Teva introduces Fluconazole for oral suspension
ALEXANDRIA, Va. The federal government should crack down harder on organized criminal activity against retailers with stiffer penalties and tougher oversight, a Walgreens representative told Congress today.
Addressing the U.S. House Judiciary Subcommittee on Crime, Terrorism, and Homeland Security, Walgreens security expert Frank Muscato discussed the growing problem of organized retail theft and its impact on chain drug stores. His testimony came as Congress mulls three bills aimed at combating organized retail crime, or ORC.
“ORC is an extremely sophisticated and coordinated crime,” Muscato told the House panel. “It involves highly structured organizations and gangs that hire and control teams of thieves to steal merchandise in large quantities.

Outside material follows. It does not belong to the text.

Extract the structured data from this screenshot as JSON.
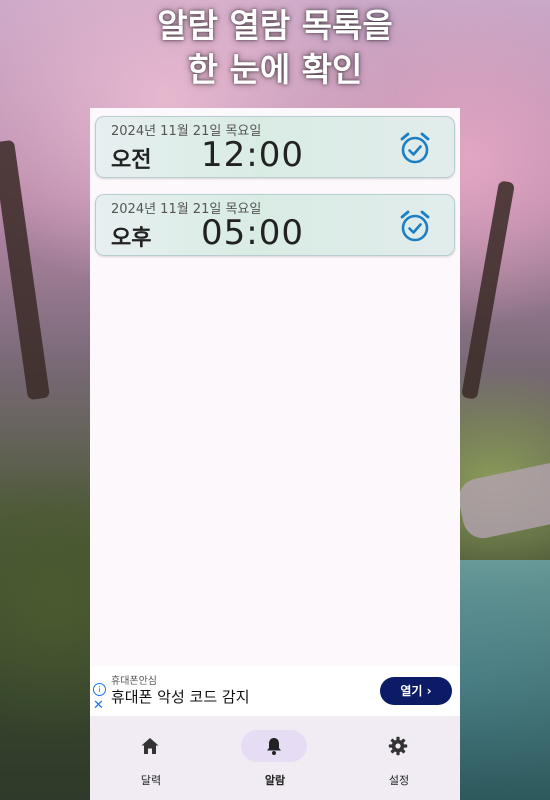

“The legislation currently being considered would make ORC a federal criminal offense, which would be extremely helpful in prosecuting more of these large, multi-jurisdictional cases,” Muscato added. “ORC is not garden variety shoplifting. It is organized crime and should be treated as such with stronger penalties and enforcement.”
Organized crime drains more than $30 billion a year from retail business, according to the National Association of Chain Drug Stores, resulting in increased costs for merchants, higher prices for consumers, and lost tax revenue for state and local governments. “These crimes are perpetrated by sophisticated crime rings that often use the proceeds to fund other criminal activity,” NACDS noted.
The hearing examined three bills that would combat organized retail crime: H.R. 6713, the “E-fencing Enforcement Act of 2008;” H.R. 6491, the “Organized Retail Crime Act of 2008;” and S. 3434, the “Combating Organized Retail Crime Act of 2008.” The E-fencing Enforcement Act was introduced by Rep. Robert Scott [D-Va.], chairman of the Subcommittee on Crime, Terrorism and Homeland Security.
“Organized retail crime drains businesses, harms consumers, and sustains illegal activities that jeopardize public safety,” said NACDS president and CEO Steven Anderson. “We applaud Chairman Scott and his colleagues for their commitment to stopping this growing problem.”
NACDS is a member of the Coalition Against Organized Retail Crime, established to address the large-quantity theft and re-selling of products such as infant formula, over-the-counter medicines, health and beauty aids, razor blades, batteries and electronics through flea markets, pawn shops, small retail establishments, and online auction sites.
Study questions Lipitor’s efficacy for women
NEW YORK A study published in the Journal of Empirical Legal Studies has shown that Pfizer’s blockbuster drug Lipitor does little to reduce the risk of cardiovascular problems in women.
The study was based on analysis of previous studies on drugs’ effects on cardiovascular health in men and women. Studies had shown that the reduction in heart attack risk was statistically significant in men who used Lipitor (atorvastatin calcium), but not in women.
“Our findings indicate that each year, reasonably health women spend billions of dollars on drugs in the hope of preventing heart attacks but that scientific evidence supporting their hope does not exist.”
Study shows long-term use of Avonex improves quality of life
MONTREAL Data from a study has shown long-term benefits among patients using Avonex to treat relapsing multiple sclerosis, drug maker Biogen Idec announced Thursday.
The study—called Assessment of Drug Utilization, Early Treatment and Clinical Outcomes, or ASSURANCE—represented a long-term follow-up of patients who participated in the Multiple Sclerosis Collaborative Research Group, the original phase III pivotal trial from which Avonex (interferon beta-1a IM) was approved.
“As a physician, my goal in treating my MS patients is to delay disability progression and help them maintain their normal lifestyle for as long as possible,” said Robert Bermel of the Mellen Center for Multiple Sclerosis Treatment and Research at the Cleveland Clinic. “This follow-up study identifies a group of patients who achieved benefits from long-term treatment and underscores the importance of starting on and continuing an effective therapy for MS.”